**Recorded data**

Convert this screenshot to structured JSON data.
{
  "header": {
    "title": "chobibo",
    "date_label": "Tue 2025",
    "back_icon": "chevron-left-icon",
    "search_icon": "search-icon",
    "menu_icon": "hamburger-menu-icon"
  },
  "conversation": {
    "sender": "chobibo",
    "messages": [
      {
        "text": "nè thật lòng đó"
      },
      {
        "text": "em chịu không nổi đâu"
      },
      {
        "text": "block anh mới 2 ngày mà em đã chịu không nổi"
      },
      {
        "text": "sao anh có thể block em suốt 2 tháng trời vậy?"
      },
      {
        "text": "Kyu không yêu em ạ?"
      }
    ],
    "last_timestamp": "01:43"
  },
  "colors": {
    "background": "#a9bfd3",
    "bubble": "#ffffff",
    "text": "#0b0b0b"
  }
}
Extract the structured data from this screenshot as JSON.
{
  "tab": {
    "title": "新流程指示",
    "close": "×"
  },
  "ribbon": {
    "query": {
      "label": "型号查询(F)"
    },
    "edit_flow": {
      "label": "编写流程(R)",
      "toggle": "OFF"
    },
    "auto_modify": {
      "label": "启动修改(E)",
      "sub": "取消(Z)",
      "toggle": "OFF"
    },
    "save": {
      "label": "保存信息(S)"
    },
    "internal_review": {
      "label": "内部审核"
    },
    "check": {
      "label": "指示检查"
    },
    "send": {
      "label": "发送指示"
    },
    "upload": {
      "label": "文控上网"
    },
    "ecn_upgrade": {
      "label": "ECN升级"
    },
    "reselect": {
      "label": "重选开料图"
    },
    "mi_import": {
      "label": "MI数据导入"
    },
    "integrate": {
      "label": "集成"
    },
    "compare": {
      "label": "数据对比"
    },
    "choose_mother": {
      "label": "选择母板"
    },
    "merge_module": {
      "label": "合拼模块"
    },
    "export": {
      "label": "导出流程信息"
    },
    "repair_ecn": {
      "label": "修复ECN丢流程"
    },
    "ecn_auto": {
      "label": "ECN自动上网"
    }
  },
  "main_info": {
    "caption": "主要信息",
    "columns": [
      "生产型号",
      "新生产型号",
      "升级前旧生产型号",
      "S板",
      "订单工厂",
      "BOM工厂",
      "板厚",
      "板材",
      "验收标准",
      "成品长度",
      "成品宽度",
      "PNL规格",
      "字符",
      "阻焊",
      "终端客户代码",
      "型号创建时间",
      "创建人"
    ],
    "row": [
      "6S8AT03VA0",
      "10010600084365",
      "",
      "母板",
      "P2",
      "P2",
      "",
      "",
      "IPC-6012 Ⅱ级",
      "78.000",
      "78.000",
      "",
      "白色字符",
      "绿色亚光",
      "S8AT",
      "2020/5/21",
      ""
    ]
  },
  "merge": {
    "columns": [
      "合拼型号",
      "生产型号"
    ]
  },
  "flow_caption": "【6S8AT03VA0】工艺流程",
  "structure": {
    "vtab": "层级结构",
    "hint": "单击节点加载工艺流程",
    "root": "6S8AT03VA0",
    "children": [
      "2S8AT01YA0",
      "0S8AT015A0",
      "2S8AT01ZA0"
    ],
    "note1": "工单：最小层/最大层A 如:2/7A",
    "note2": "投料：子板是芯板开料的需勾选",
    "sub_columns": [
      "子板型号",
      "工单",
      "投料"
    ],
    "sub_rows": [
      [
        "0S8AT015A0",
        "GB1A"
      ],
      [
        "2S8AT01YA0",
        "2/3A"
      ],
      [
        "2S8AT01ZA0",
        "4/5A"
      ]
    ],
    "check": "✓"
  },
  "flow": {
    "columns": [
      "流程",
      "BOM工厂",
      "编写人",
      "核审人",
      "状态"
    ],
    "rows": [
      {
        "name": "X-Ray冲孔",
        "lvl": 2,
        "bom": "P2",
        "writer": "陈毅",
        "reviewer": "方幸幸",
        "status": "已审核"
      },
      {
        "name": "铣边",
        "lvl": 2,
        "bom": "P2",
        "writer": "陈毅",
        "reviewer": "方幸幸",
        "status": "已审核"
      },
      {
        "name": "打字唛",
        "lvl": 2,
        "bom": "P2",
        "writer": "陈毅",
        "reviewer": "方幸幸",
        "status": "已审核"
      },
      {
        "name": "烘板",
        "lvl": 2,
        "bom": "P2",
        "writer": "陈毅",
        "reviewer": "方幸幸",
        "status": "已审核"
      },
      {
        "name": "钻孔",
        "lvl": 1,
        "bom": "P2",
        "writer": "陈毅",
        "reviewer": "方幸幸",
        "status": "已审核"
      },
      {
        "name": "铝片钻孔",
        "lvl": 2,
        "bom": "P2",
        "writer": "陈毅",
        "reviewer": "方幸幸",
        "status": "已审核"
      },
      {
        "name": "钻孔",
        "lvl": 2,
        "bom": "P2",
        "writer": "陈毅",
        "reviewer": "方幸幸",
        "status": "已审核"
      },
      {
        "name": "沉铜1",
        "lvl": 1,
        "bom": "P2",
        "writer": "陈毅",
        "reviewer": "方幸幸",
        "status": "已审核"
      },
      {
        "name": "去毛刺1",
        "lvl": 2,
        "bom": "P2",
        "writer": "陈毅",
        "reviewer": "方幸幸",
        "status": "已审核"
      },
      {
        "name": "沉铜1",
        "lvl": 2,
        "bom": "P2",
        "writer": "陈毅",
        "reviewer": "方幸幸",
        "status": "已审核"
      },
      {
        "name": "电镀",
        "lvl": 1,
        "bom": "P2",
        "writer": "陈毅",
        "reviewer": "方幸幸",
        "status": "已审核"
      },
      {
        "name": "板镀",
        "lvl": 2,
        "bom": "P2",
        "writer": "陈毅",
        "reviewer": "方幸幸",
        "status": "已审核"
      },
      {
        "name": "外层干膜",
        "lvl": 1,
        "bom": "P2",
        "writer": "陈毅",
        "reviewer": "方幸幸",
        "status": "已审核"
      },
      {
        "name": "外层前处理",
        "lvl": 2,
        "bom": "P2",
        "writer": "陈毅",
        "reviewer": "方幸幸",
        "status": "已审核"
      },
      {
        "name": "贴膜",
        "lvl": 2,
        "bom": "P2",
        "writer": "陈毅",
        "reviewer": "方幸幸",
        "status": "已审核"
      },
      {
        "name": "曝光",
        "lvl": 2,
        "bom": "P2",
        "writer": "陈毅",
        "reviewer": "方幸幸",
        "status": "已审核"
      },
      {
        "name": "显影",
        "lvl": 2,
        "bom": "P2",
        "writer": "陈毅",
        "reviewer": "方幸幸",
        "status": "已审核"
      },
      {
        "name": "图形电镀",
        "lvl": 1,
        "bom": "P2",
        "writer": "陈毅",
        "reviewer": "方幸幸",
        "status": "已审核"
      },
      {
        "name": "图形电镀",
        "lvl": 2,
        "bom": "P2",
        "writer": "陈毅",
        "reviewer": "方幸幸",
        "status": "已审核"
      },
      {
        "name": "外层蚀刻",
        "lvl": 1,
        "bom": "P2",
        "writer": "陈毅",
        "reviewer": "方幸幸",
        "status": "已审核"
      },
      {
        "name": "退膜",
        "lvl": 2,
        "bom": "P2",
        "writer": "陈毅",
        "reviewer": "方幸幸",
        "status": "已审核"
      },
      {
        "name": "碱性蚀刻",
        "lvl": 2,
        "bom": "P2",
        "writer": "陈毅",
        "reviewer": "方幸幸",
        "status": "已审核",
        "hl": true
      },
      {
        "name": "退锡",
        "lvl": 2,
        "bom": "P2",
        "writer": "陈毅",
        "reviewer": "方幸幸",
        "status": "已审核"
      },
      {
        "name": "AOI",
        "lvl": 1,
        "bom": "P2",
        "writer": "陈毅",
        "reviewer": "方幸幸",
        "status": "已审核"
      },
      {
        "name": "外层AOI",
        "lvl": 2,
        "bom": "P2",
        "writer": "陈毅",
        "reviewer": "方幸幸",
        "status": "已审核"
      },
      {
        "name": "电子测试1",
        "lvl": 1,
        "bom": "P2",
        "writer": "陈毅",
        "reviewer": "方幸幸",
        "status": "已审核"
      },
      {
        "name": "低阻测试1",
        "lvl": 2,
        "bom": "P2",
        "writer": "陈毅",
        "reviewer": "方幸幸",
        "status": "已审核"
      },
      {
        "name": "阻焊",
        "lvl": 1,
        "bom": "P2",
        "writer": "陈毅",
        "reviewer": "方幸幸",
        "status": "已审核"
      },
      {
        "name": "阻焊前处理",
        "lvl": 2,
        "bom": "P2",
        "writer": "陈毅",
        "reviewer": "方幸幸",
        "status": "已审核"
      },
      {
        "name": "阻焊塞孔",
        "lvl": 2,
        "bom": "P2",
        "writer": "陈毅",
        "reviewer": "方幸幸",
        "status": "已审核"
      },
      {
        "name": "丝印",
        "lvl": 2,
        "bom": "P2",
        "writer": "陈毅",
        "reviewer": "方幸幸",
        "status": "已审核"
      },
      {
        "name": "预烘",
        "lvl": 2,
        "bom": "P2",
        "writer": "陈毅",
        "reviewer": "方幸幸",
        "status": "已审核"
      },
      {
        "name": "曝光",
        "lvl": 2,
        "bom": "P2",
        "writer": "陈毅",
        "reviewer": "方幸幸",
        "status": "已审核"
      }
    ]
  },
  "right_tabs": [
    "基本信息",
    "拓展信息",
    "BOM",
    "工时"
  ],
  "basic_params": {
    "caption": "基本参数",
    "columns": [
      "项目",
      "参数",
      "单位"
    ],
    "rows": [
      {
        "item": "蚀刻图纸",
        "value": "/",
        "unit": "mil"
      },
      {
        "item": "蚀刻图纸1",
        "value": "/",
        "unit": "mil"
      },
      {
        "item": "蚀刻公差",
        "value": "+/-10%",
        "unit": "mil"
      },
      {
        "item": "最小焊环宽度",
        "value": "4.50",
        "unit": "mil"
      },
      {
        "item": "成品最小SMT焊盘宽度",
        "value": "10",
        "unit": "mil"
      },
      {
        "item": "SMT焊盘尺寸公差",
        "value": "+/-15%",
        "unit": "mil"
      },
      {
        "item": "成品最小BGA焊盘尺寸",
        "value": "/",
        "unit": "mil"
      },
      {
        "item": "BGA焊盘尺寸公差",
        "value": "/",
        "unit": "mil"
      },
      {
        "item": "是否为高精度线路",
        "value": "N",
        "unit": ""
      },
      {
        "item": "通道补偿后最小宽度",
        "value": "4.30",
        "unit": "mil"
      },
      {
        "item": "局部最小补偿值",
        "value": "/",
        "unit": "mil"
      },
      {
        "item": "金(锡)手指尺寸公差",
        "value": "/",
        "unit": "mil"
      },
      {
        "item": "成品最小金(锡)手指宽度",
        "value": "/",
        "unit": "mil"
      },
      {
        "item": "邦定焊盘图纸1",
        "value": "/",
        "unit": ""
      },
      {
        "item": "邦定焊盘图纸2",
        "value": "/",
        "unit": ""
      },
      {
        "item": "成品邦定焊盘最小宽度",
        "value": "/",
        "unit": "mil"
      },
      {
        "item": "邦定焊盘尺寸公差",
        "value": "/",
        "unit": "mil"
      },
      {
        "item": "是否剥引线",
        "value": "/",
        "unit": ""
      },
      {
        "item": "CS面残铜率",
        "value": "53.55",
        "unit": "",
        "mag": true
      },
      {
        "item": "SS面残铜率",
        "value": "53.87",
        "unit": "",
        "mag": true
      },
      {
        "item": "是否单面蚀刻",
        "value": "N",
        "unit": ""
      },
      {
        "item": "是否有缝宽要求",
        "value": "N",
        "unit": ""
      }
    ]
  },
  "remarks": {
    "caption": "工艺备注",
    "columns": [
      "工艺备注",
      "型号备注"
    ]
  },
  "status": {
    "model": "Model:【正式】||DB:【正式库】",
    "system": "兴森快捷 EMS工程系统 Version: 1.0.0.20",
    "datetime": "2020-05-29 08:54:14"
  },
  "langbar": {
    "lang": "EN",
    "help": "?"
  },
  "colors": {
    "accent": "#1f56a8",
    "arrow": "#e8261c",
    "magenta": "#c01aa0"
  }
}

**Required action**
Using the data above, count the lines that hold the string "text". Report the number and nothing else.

**Written response**
6